Terms relating to breast cancer diagnostic investigative tools
This list is not exhaustive, it contains terms experienced by supporters of Against Breast Cancer who have each chosen to share their own stories in the hope that they might serve to educate or inform others.
The glossary of terms contains both a definition and a link to an external site* to provide further reading.
*Against Breast Cancer is not responsible for the content of external sites
A biopsy is a medical procedure that involves taking a small sample of body tissue so it can be examined under a microscope. The term “biopsy” can also refer to the tissue sample itself.
BRCA1 and BRCA2 genes
A fault (mutation) in certain genes can increase risk of breast cancer. Genes called BRCA1 and BRCA2 are the main genes where mutations are linked to an increased risk of breast cancer.
Sometimes referred to as CAT scans, a computerised tomography (CT) scan uses X-rays and a computer to create detailed images of the inside of the body.
An echocardiogram is a type of ultrasound scan used to look at the heart and nearby blood vessels.
An echocardiogram may be requested by a heart specialist (cardiologist), doctor or GP who wants to check the functioning of the heart.Learn more
Cancers develop due to a fault or mutation in one or more of the genes in a cell. Sometimes, these faults or mutations can be passed on from parent to child. These are called inherited cancer genes.
A common breast screening method, where an X-ray test is used to identify cancers which may be too small to see or feel.
Magnetic resonance imaging (MRI) is a type of scan that uses strong magnetic fields and radio waves to produce detailed images of the inside of the body.
It can be used to examine almost any part of the body, including the brain and spinal cord, bones and joints, breasts, heart and blood vessels and internal organs, such as the liver, womb or prostate gland.
PALB2 is a gene that works with BRCA2 to repair DNA and prevent tumour growth. However a faulty or mutated PALB2 gene, like with BRCA1 and BRCA2, can significantly increase the risk of developing breast cancer.
Positron Emission Tomography (PET) scans are used to produce detailed 3-dimensional images of the inside of the body and can be used to detect abnormal areas and highlight how well certain functions of the body are working.
PET scans can be combined with CT scans and are known as a PET-CT scan, Or an MRI scan which is known as a PET-MRI scan.
Tumour Hypoxia refers to a situation where cells in the tumour are not getting enough oxygen. When this happens it can affect how the tumour behaves and how it responds to treatment. It can make the tumour more aggressive, which means it might grow faster or spread to other parts of the body more easily.
Oxygen is also important for treatments like radiation therapy and some types of chemotherapy to work effectively.

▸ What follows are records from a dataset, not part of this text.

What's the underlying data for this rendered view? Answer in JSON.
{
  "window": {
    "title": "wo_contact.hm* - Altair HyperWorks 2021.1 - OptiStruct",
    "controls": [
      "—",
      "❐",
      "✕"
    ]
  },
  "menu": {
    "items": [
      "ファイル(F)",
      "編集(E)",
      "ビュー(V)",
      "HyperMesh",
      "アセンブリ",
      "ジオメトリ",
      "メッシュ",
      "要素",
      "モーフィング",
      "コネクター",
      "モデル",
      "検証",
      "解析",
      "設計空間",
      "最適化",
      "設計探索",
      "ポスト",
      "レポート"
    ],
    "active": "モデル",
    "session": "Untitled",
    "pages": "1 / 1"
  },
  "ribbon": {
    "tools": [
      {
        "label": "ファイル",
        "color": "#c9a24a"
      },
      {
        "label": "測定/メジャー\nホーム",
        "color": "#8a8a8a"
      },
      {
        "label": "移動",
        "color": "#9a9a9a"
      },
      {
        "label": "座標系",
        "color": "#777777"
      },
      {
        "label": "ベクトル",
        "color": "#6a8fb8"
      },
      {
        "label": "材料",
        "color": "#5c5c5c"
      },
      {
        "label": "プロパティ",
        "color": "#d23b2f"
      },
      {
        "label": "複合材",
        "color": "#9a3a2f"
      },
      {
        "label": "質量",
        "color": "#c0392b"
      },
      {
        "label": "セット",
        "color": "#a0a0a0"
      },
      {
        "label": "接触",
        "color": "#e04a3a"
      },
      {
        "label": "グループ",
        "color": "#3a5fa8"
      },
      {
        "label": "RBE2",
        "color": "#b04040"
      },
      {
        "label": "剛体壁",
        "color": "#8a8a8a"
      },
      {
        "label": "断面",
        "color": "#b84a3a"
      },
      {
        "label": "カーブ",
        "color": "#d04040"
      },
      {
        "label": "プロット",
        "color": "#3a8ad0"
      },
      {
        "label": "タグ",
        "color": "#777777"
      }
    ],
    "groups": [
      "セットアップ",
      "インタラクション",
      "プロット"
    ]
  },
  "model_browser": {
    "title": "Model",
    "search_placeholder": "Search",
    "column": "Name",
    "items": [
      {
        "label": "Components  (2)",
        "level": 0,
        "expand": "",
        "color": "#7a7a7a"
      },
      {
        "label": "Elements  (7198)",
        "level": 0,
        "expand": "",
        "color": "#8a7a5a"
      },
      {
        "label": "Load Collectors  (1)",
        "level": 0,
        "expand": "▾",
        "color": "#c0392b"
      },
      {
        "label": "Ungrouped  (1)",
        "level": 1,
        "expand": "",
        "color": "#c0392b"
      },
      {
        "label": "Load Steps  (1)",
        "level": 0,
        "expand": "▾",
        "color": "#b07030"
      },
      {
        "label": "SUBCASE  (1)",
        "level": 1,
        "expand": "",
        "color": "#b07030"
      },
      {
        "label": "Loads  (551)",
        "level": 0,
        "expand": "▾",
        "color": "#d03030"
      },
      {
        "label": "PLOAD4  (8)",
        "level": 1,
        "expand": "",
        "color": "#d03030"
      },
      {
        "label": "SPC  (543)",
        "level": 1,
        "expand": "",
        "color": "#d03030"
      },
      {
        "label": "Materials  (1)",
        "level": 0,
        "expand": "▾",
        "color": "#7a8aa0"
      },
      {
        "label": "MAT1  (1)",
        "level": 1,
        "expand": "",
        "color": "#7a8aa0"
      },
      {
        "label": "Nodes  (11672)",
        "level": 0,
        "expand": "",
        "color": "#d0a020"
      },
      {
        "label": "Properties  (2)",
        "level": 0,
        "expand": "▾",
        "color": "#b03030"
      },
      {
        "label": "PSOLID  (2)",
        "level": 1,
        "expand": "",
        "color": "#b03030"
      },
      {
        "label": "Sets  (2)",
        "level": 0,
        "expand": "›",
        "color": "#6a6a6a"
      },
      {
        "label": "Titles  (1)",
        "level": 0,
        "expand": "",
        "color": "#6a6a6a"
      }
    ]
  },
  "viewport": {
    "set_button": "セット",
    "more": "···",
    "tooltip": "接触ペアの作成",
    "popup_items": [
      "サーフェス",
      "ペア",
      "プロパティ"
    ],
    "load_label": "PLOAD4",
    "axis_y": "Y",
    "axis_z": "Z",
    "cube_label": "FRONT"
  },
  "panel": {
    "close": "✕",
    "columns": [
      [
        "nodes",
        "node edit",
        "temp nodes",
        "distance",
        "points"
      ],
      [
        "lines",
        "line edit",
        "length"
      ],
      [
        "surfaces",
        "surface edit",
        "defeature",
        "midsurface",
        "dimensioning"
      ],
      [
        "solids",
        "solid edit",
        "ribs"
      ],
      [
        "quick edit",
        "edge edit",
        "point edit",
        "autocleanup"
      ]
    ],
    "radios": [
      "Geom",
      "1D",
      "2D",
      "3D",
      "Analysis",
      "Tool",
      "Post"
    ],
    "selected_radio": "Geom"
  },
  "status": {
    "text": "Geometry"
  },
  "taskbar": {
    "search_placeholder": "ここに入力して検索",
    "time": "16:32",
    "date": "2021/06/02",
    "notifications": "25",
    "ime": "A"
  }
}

Tumour cells without enough oxygen might not respond as well to these treatments, making it harder to shrink or control the tumour.
A non-invasive procedure commonly used to produce images of the inside of the body.